[Component data from apps and pages]
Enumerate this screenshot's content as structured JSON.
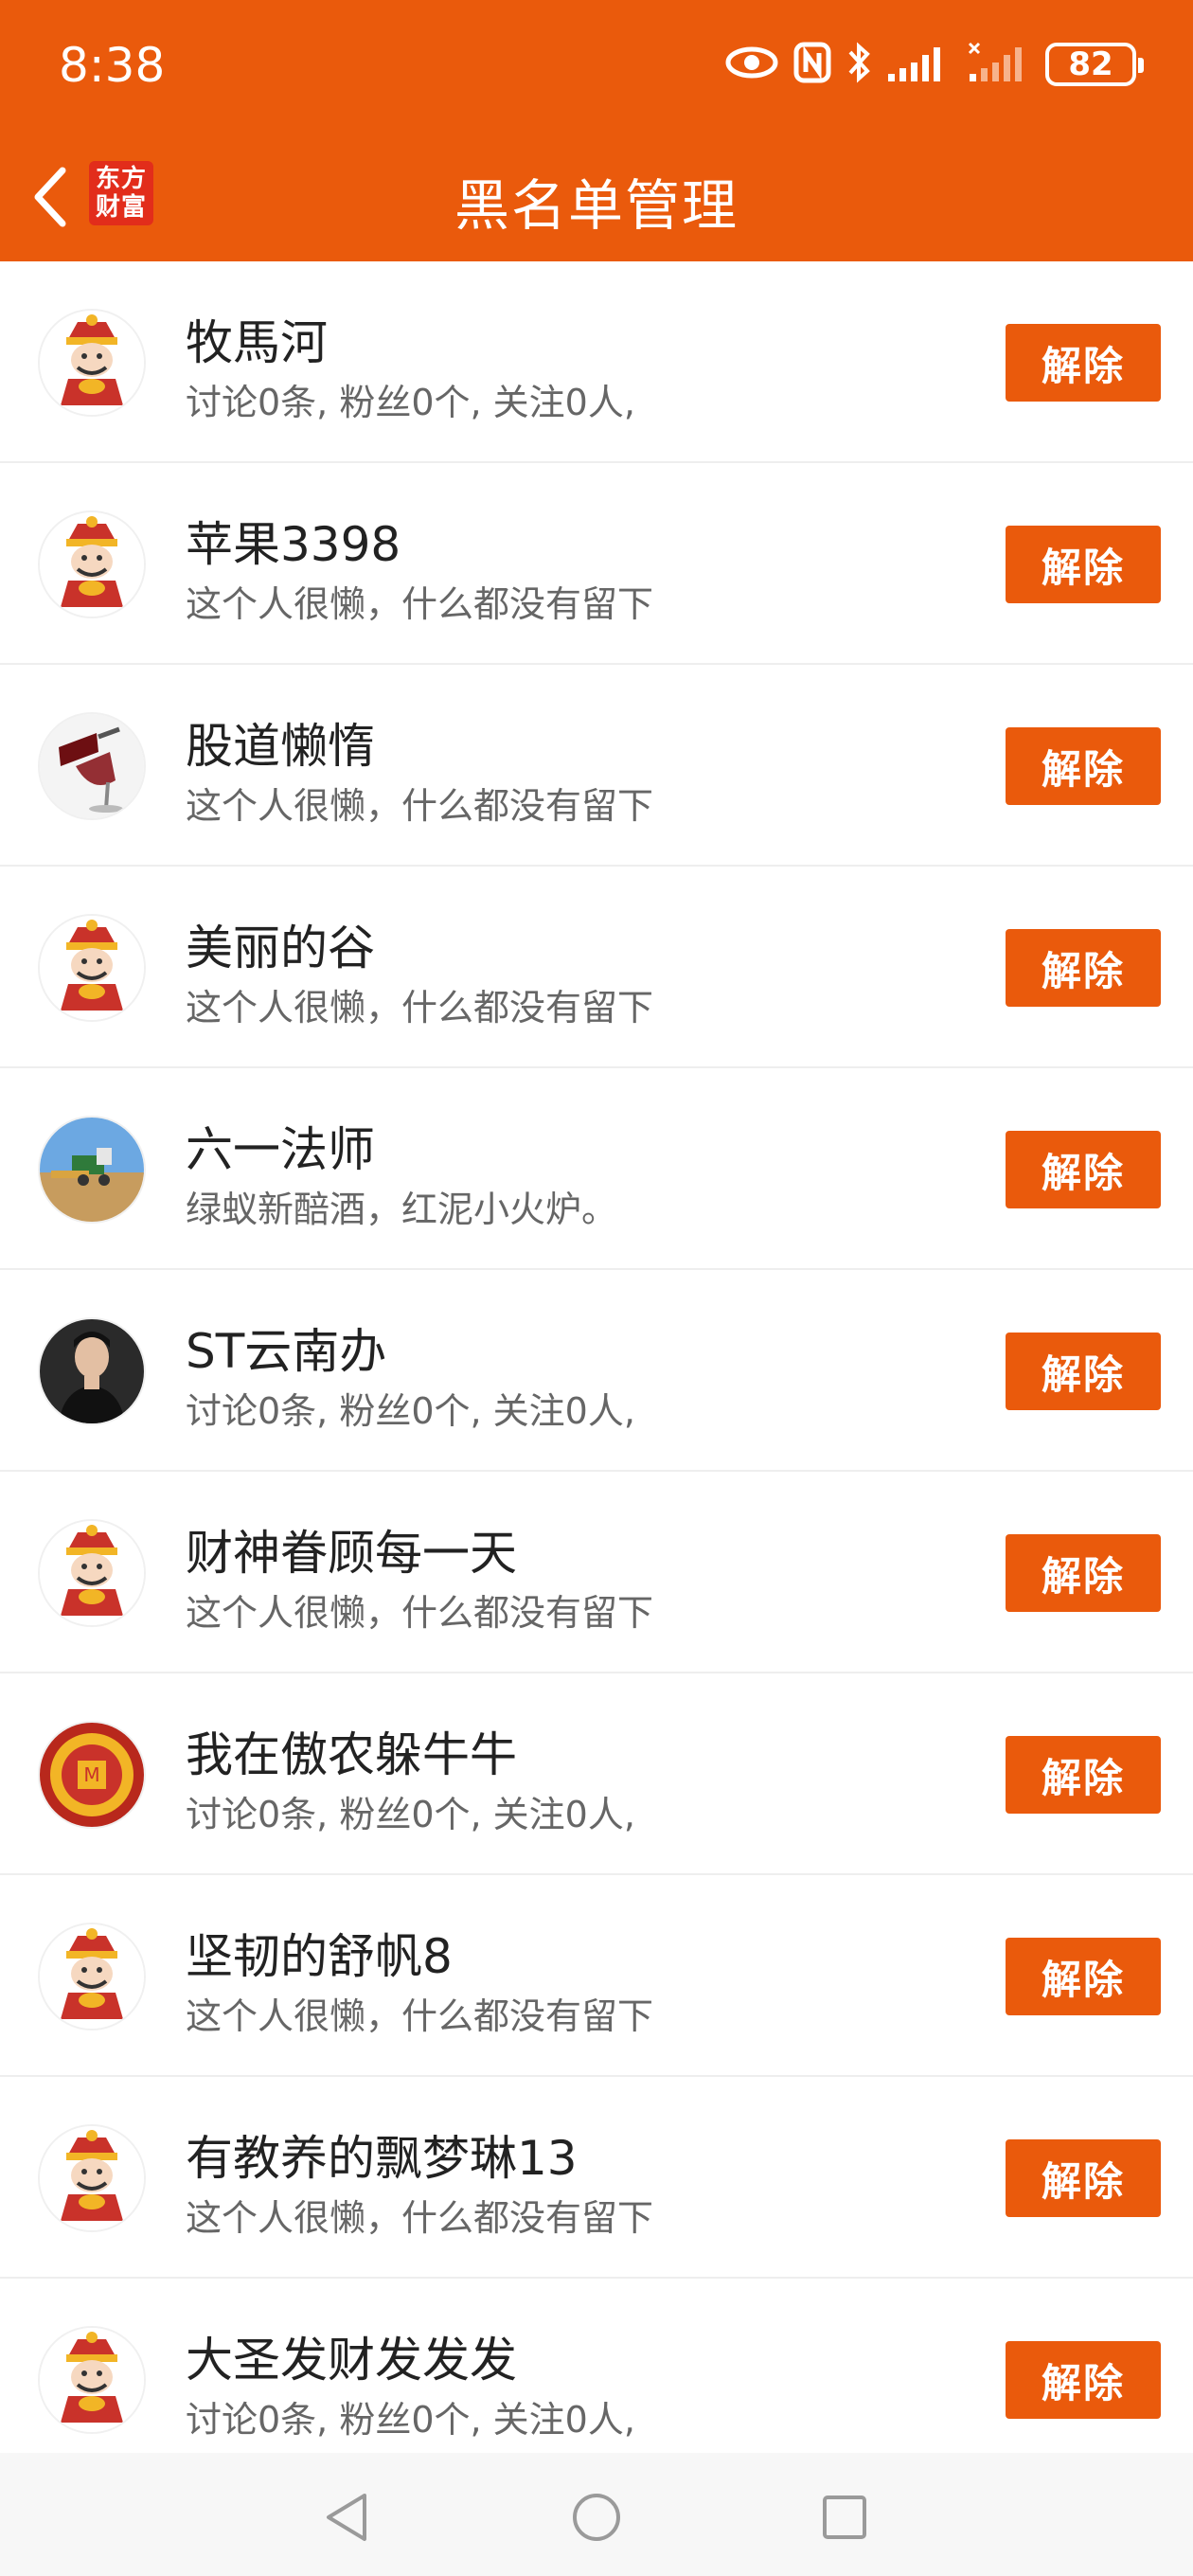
{
  "status": {
    "time": "8:38",
    "battery": "82"
  },
  "header": {
    "title": "黑名单管理",
    "logo_line1": "东方",
    "logo_line2": "财富"
  },
  "remove_label": "解除",
  "users": [
    {
      "name": "牧馬河",
      "desc": "讨论0条, 粉丝0个, 关注0人,",
      "avatar": "caishen-avatar"
    },
    {
      "name": "苹果3398",
      "desc": "这个人很懒，什么都没有留下",
      "avatar": "caishen-avatar"
    },
    {
      "name": "股道懒惰",
      "desc": "这个人很懒，什么都没有留下",
      "avatar": "wine-glass-avatar"
    },
    {
      "name": "美丽的谷",
      "desc": "这个人很懒，什么都没有留下",
      "avatar": "caishen-avatar"
    },
    {
      "name": "六一法师",
      "desc": "绿蚁新醅酒，红泥小火炉。",
      "avatar": "harvester-avatar"
    },
    {
      "name": "ST云南办",
      "desc": "讨论0条, 粉丝0个, 关注0人,",
      "avatar": "portrait-avatar"
    },
    {
      "name": "财神眷顾每一天",
      "desc": "这个人很懒，什么都没有留下",
      "avatar": "caishen-avatar"
    },
    {
      "name": "我在傲农躲牛牛",
      "desc": "讨论0条, 粉丝0个, 关注0人,",
      "avatar": "gold-emblem-avatar"
    },
    {
      "name": "坚韧的舒帆8",
      "desc": "这个人很懒，什么都没有留下",
      "avatar": "caishen-avatar"
    },
    {
      "name": "有教养的飘梦琳13",
      "desc": "这个人很懒，什么都没有留下",
      "avatar": "caishen-avatar"
    },
    {
      "name": "大圣发财发发发",
      "desc": "讨论0条, 粉丝0个, 关注0人,",
      "avatar": "caishen-avatar"
    }
  ],
  "colors": {
    "accent": "#EA5A0C",
    "logo_red": "#E22D1B"
  }
}
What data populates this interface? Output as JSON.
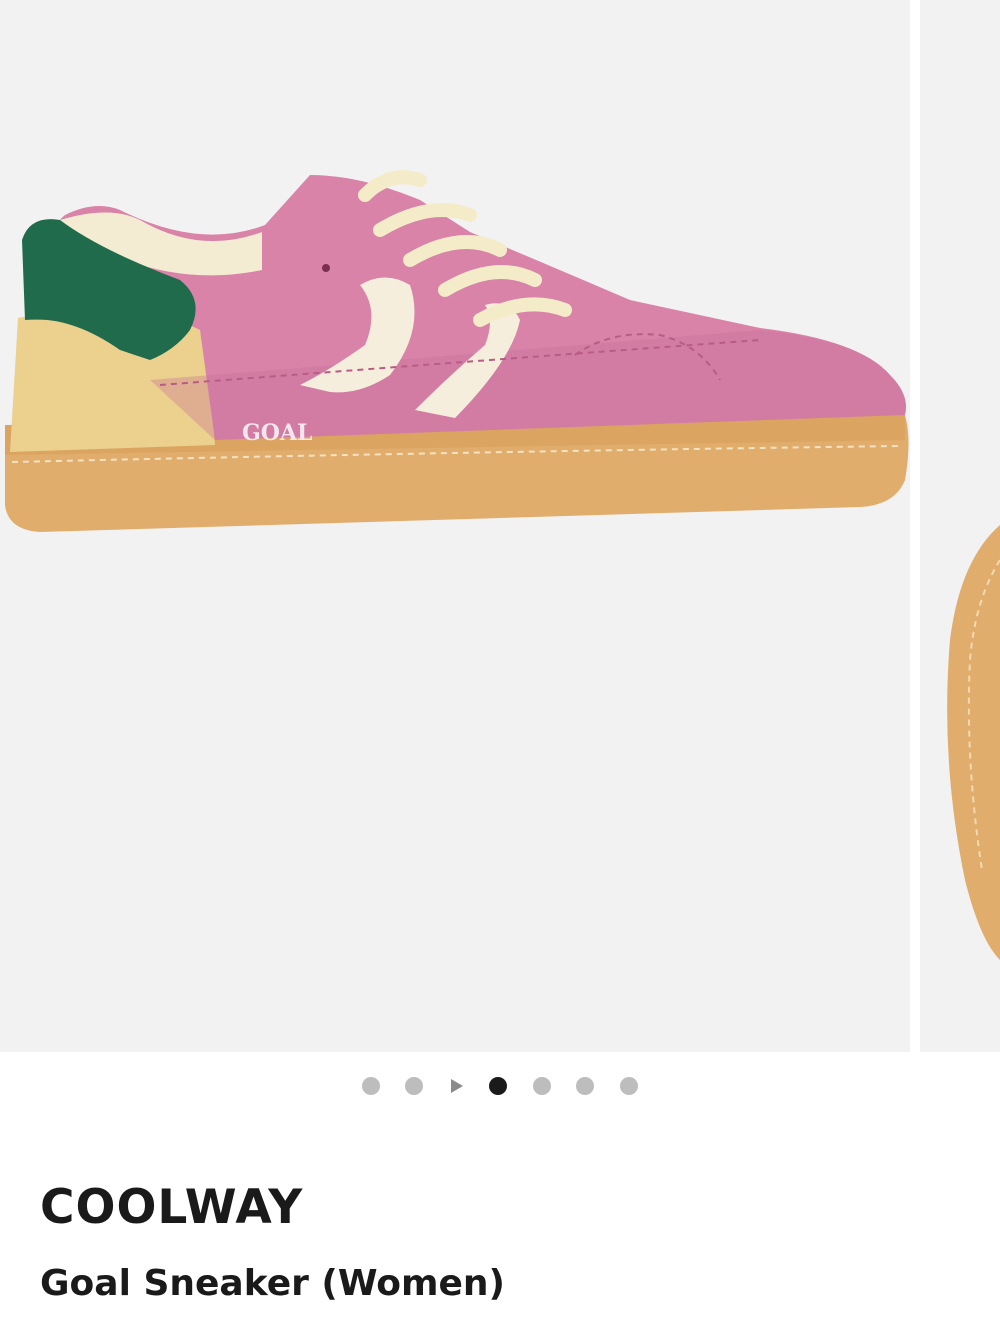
{
  "product": {
    "brand": "COOLWAY",
    "name": "Goal Sneaker (Women)",
    "image_subject": "pink-suede-sneaker-side-view",
    "shoe_logo_text": "GOAL",
    "colors": {
      "suede": "#d983a9",
      "stripes": "#f6eedc",
      "heel_tab": "#1f6b4c",
      "sole": "#e0ad6c",
      "laces": "#f4ecc9",
      "heel_counter": "#ecd08e"
    }
  },
  "gallery": {
    "total_images": 7,
    "current_index": 4,
    "video_indicator_after": 2
  }
}
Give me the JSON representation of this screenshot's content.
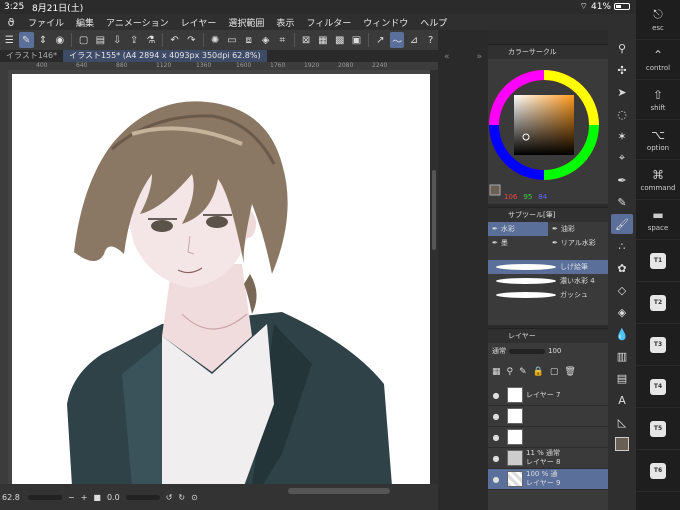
{
  "status_bar": {
    "time": "3:25",
    "date": "8月21日(土)",
    "battery": "41%",
    "battery_level": 0.41
  },
  "menu": {
    "items": [
      "ファイル",
      "編集",
      "アニメーション",
      "レイヤー",
      "選択範囲",
      "表示",
      "フィルター",
      "ウィンドウ",
      "ヘルプ"
    ]
  },
  "tabs": [
    {
      "label": "イラスト146*",
      "active": false
    },
    {
      "label": "イラスト155* (A4 2894 x 4093px 350dpi 62.8%)",
      "active": true
    }
  ],
  "ruler": {
    "ticks": [
      "400",
      "640",
      "880",
      "1120",
      "1360",
      "1600",
      "1760",
      "1920",
      "2080",
      "2240"
    ]
  },
  "bottom_bar": {
    "zoom": "62.8",
    "rotation": "0.0"
  },
  "color_panel": {
    "title": "カラーサークル",
    "r": "106",
    "g": "95",
    "b": "84",
    "accent": "#6a5f54"
  },
  "sub_tool": {
    "title": "サブツール[筆]",
    "buttons": [
      "水彩",
      "油彩",
      "墨",
      "リアル水彩"
    ],
    "brushes": [
      {
        "name": "しげ絵筆",
        "selected": true
      },
      {
        "name": "濃い水彩 4",
        "selected": false
      },
      {
        "name": "ガッシュ",
        "selected": false
      }
    ]
  },
  "layer_panel": {
    "title": "レイヤー",
    "blend_mode": "通常",
    "opacity": "100",
    "layers": [
      {
        "name": "レイヤー 7",
        "info": ""
      },
      {
        "name": "",
        "info": ""
      },
      {
        "name": "",
        "info": ""
      },
      {
        "name": "レイヤー 8",
        "info": "11 % 通常"
      },
      {
        "name": "レイヤー 9",
        "info": "100 % 通"
      }
    ]
  },
  "keys": [
    {
      "glyph": "⎋",
      "label": "esc"
    },
    {
      "glyph": "⌃",
      "label": "control"
    },
    {
      "glyph": "⇧",
      "label": "shift"
    },
    {
      "glyph": "⌥",
      "label": "option"
    },
    {
      "glyph": "⌘",
      "label": "command"
    },
    {
      "glyph": "▬",
      "label": "space"
    }
  ],
  "quick_keys": [
    "T1",
    "T2",
    "T3",
    "T4",
    "T5",
    "T6"
  ],
  "tools": [
    "zoom-icon",
    "move-icon",
    "operation-icon",
    "lasso-icon",
    "wand-icon",
    "eyedropper-icon",
    "pen-icon",
    "pencil-icon",
    "brush-icon",
    "airbrush-icon",
    "decoration-icon",
    "eraser-icon",
    "fill-icon",
    "blend-icon",
    "gradient-icon",
    "frame-icon",
    "text-icon",
    "ruler-icon",
    "color-swatch-icon"
  ]
}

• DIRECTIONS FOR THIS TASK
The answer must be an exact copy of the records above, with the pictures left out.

• ANSWER FOR THIS EXERCISE
Enumerate this screenshot's content as structured JSON.
{
  "status": {
    "time": "8:38",
    "battery": "82"
  },
  "header": {
    "title": "黑名单管理",
    "logo_line1": "东方",
    "logo_line2": "财富"
  },
  "remove_label": "解除",
  "users": [
    {
      "name": "牧馬河",
      "desc": "讨论0条, 粉丝0个, 关注0人,",
      "avatar": "caishen-avatar"
    },
    {
      "name": "苹果3398",
      "desc": "这个人很懒，什么都没有留下",
      "avatar": "caishen-avatar"
    },
    {
      "name": "股道懒惰",
      "desc": "这个人很懒，什么都没有留下",
      "avatar": "wine-glass-avatar"
    },
    {
      "name": "美丽的谷",
      "desc": "这个人很懒，什么都没有留下",
      "avatar": "caishen-avatar"
    },
    {
      "name": "六一法师",
      "desc": "绿蚁新醅酒，红泥小火炉。",
      "avatar": "harvester-avatar"
    },
    {
      "name": "ST云南办",
      "desc": "讨论0条, 粉丝0个, 关注0人,",
      "avatar": "portrait-avatar"
    },
    {
      "name": "财神眷顾每一天",
      "desc": "这个人很懒，什么都没有留下",
      "avatar": "caishen-avatar"
    },
    {
      "name": "我在傲农躲牛牛",
      "desc": "讨论0条, 粉丝0个, 关注0人,",
      "avatar": "gold-emblem-avatar"
    },
    {
      "name": "坚韧的舒帆8",
      "desc": "这个人很懒，什么都没有留下",
      "avatar": "caishen-avatar"
    },
    {
      "name": "有教养的飘梦琳13",
      "desc": "这个人很懒，什么都没有留下",
      "avatar": "caishen-avatar"
    },
    {
      "name": "大圣发财发发发",
      "desc": "讨论0条, 粉丝0个, 关注0人,",
      "avatar": "caishen-avatar"
    }
  ],
  "colors": {
    "accent": "#EA5A0C",
    "logo_red": "#E22D1B"
  }
}
What data populates this interface? Output as JSON.
{
  "product": {
    "brand": "COOLWAY",
    "name": "Goal Sneaker (Women)",
    "image_subject": "pink-suede-sneaker-side-view",
    "shoe_logo_text": "GOAL",
    "colors": {
      "suede": "#d983a9",
      "stripes": "#f6eedc",
      "heel_tab": "#1f6b4c",
      "sole": "#e0ad6c",
      "laces": "#f4ecc9",
      "heel_counter": "#ecd08e"
    }
  },
  "gallery": {
    "total_images": 7,
    "current_index": 4,
    "video_indicator_after": 2
  }
}
Give me the JSON representation of this screenshot's content.
{
  "status_bar": {
    "time": "3:25",
    "date": "8月21日(土)",
    "battery": "41%",
    "battery_level": 0.41
  },
  "menu": {
    "items": [
      "ファイル",
      "編集",
      "アニメーション",
      "レイヤー",
      "選択範囲",
      "表示",
      "フィルター",
      "ウィンドウ",
      "ヘルプ"
    ]
  },
  "tabs": [
    {
      "label": "イラスト146*",
      "active": false
    },
    {
      "label": "イラスト155* (A4 2894 x 4093px 350dpi 62.8%)",
      "active": true
    }
  ],
  "ruler": {
    "ticks": [
      "400",
      "640",
      "880",
      "1120",
      "1360",
      "1600",
      "1760",
      "1920",
      "2080",
      "2240"
    ]
  },
  "bottom_bar": {
    "zoom": "62.8",
    "rotation": "0.0"
  },
  "color_panel": {
    "title": "カラーサークル",
    "r": "106",
    "g": "95",
    "b": "84",
    "accent": "#6a5f54"
  },
  "sub_tool": {
    "title": "サブツール[筆]",
    "buttons": [
      "水彩",
      "油彩",
      "墨",
      "リアル水彩"
    ],
    "brushes": [
      {
        "name": "しげ絵筆",
        "selected": true
      },
      {
        "name": "濃い水彩 4",
        "selected": false
      },
      {
        "name": "ガッシュ",
        "selected": false
      }
    ]
  },
  "layer_panel": {
    "title": "レイヤー",
    "blend_mode": "通常",
    "opacity": "100",
    "layers": [
      {
        "name": "レイヤー 7",
        "info": ""
      },
      {
        "name": "",
        "info": ""
      },
      {
        "name": "",
        "info": ""
      },
      {
        "name": "レイヤー 8",
        "info": "11 % 通常"
      },
      {
        "name": "レイヤー 9",
        "info": "100 % 通"
      }
    ]
  },
  "keys": [
    {
      "glyph": "⎋",
      "label": "esc"
    },
    {
      "glyph": "⌃",
      "label": "control"
    },
    {
      "glyph": "⇧",
      "label": "shift"
    },
    {
      "glyph": "⌥",
      "label": "option"
    },
    {
      "glyph": "⌘",
      "label": "command"
    },
    {
      "glyph": "▬",
      "label": "space"
    }
  ],
  "quick_keys": [
    "T1",
    "T2",
    "T3",
    "T4",
    "T5",
    "T6"
  ],
  "tools": [
    "zoom-icon",
    "move-icon",
    "operation-icon",
    "lasso-icon",
    "wand-icon",
    "eyedropper-icon",
    "pen-icon",
    "pencil-icon",
    "brush-icon",
    "airbrush-icon",
    "decoration-icon",
    "eraser-icon",
    "fill-icon",
    "blend-icon",
    "gradient-icon",
    "frame-icon",
    "text-icon",
    "ruler-icon",
    "color-swatch-icon"
  ]
}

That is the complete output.